Citizens for Responsible Solar, a group of Culpeper residents, asked the Planning Commission and Board of Supervisors this week to pause the county’s consideration of Cricket Solar LLC’s proposal to build a utility-scale solar plant near the Rapidan River.
On Tuesday, Citizens for Responsible Solar delivered a letter to members of the two boards formally requesting more time for officials and the public to review the third site plan Cricket has proposed for the 80-megawatt facility along Algonquin Trail in southern Culpeper.
The group urged the members to halt their deliberations “until a further detailed review of this application for Culpeper County can be adequately and completely evaluated.”
Cricket’s latest proposal, which it filed Friday and planning commissioners received this week, is more than 500 pages long and fills a three-ring binder that’s more than 3 inches thick.
Its second plan, in which the project’s size rose from 1,500 to 1,800 acres, “should have been considered as a new application altogether,” the citizens group said.
“[I]t is imperative that the Planning Commission and concerned citizens be given acceptable time to process the information of the most recent revised application by Cricket Solar, before scheduling a public hearing on the matter,” Algonquin Trail resident Susan Ralston, president of CRS, wrote the appointed and elected officials.
A delay is justified because Cricket has “revised” its application three times in a short while, she wrote.
In particular, the group said it needs more time to properly analyze three important reports within Cricket’s application—a property appraisal, an economic analysis, and a review of historic and cultural sites. The economic analysis has “substantially changed,” Ralston wrote.
“Our reports must be completed with plenty of time for the Planning Commission to review before a public hearing,” she wrote the officials.

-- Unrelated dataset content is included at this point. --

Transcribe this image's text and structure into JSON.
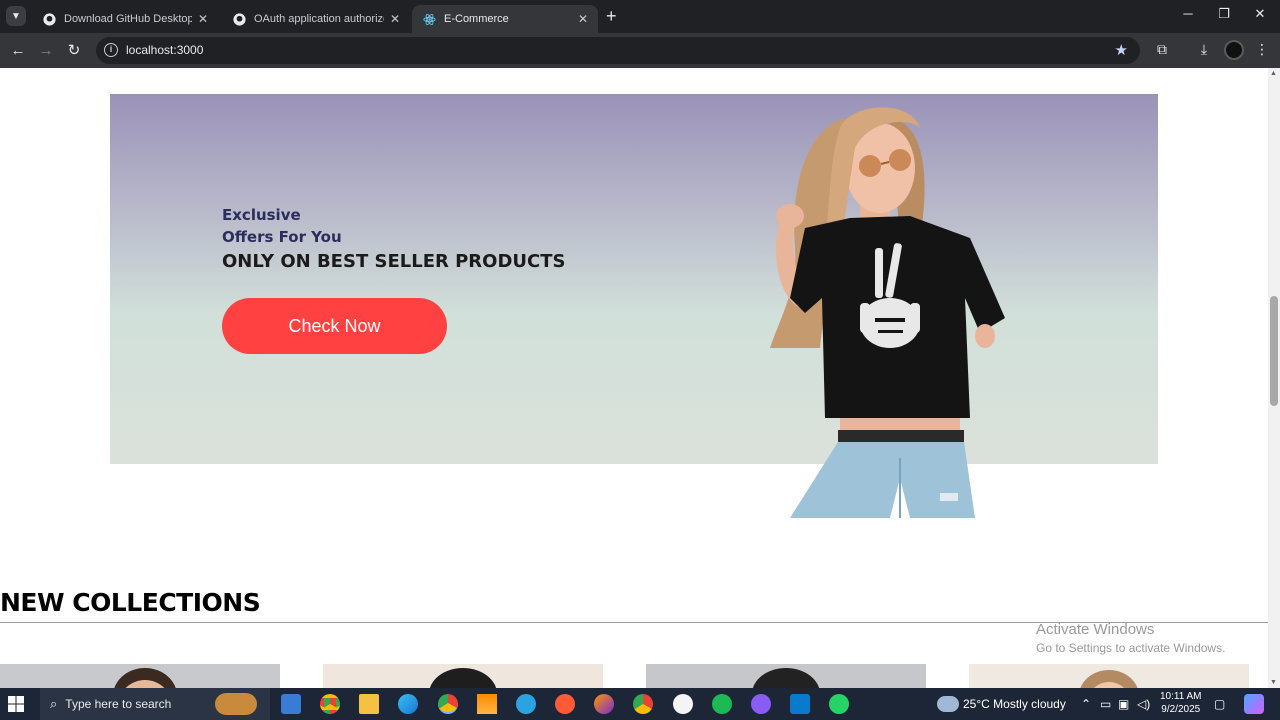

Secondly, commissioners and supervisors need enough time to weigh different ideas, such as rules similar to Madison County’s newly revised zoning ordinance, which limits large-scale solar plants to industrially zoned land, or limiting such projects’ size on agricultural land to no more than 200 acres, Ralston wrote.
“There must be further discussion on alternative solutions for more responsible and conscientious solar energy production in Culpeper County,” she wrote.
Ralston noted that the Board of Supervisors’ Rules Committee heard a Spotsylvania County land-use official’s presentation Tuesday on how that county intends to mitigate issues with a 500-megawatt, 6,500-acre plant approved in western Spotsylvania.
That facility, to be developed by sPower, would be the largest solar-energy facility proposed east of the Rocky Mountains and the third-largest in the nation.
Richard Street, Spotsylvania’s deputy director of environmental codes, recommended Culpeper set conditions on soil testing, traffic and parking, an emergency response plan, invasive plant species, site-specific safety plans, and decommissioning solar plants.
The Rules Committee took no action on those ideas, but Planning Director Sam McLearen expressed support for requiring solar plants to be built in phases to limit how much land is disturbed by construction at any given time. County staff and elected officials have been discussing limiting the size of individual projects and limiting solar plants to industrially zoned land, he said.
The latter action would be hard to do, McLearen said at the Rules Committee meeting. Catalpa District Supervisor Sue Hansohn said “it’s just not a good idea.”
“It is imperative that all of these issues be fully researched and firm decisions on a solar ordinance be put in place before approving any projects,” Ralston wrote the boards.
In recent weeks, more than 1,500 Culpeper residents have signed a petition supporting the group’s campaign to stop development of industrial-scale solar complexes on farmland, she noted.
In July, McLaughlin & Associates, a pollster hired by the citizens group, found that opposition to utility-scale solar facilities on agricultural land is highest among residents of Culpeper County’s Stevensburg District, with 59.2 percent against such plants and 32.2 percent of respondents favoring them.
Apple, Microsoft, Akamai, Etsy and the University of Richmond will buy electricity generated by sPower’s Spotsylvania plant, the solar-energy company has said.
Those companies have announced “over the last few years that they want to go 100 percent renewable, and these data centers are very energy intensive [and] energy hungry,” Daniel Menahem, sPower’s senior manager of solar development, told WTOP last year.
Apple, Microsoft, Google, Facebook, Amazon and other global tech giants have built massive data centers in Virginia because 70 percent of the world’s internet traffic flows through Ashburn in Loudoun County, Menahem said.